*** RECORDS SUPPLIED ***

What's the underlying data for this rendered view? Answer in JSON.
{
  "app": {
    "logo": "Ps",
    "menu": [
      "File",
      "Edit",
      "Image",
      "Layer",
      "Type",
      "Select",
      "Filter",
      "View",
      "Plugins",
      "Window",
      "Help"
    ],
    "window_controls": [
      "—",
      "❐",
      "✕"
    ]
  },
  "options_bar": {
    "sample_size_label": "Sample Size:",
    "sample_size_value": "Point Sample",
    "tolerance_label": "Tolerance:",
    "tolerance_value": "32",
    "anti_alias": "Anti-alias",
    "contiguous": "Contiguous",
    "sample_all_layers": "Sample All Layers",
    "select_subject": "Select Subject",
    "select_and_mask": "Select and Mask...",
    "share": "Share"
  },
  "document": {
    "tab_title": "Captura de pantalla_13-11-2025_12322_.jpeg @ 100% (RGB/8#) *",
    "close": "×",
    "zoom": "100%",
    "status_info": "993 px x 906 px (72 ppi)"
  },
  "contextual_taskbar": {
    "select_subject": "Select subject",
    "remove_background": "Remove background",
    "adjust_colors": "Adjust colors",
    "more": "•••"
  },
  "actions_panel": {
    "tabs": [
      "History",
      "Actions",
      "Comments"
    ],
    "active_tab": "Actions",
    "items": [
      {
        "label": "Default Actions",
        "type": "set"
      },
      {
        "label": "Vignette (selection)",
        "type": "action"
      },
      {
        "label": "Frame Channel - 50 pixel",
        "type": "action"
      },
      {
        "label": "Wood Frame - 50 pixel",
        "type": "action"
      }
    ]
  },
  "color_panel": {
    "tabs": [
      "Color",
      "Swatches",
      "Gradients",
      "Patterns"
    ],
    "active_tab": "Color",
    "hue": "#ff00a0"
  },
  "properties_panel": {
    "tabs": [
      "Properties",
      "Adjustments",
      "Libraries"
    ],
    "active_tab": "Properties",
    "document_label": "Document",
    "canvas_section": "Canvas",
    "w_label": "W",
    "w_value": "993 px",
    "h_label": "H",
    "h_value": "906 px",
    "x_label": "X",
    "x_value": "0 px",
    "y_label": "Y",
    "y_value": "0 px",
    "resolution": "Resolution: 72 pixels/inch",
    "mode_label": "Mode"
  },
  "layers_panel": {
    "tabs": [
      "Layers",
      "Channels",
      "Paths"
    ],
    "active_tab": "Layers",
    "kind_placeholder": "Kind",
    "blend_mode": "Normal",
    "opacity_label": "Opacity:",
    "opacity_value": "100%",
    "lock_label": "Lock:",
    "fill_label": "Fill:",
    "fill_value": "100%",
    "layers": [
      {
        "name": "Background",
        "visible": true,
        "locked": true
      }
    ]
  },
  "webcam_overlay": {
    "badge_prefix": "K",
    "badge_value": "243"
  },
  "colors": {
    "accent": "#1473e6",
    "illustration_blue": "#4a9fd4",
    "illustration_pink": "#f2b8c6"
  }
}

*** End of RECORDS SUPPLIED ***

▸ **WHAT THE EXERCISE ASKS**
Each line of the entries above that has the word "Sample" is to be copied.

▸ **ANSWER TO THIS TASK**
    "sample_size_label": "Sample Size:",
    "sample_size_value": "Point Sample",
    "sample_all_layers": "Sample All Layers",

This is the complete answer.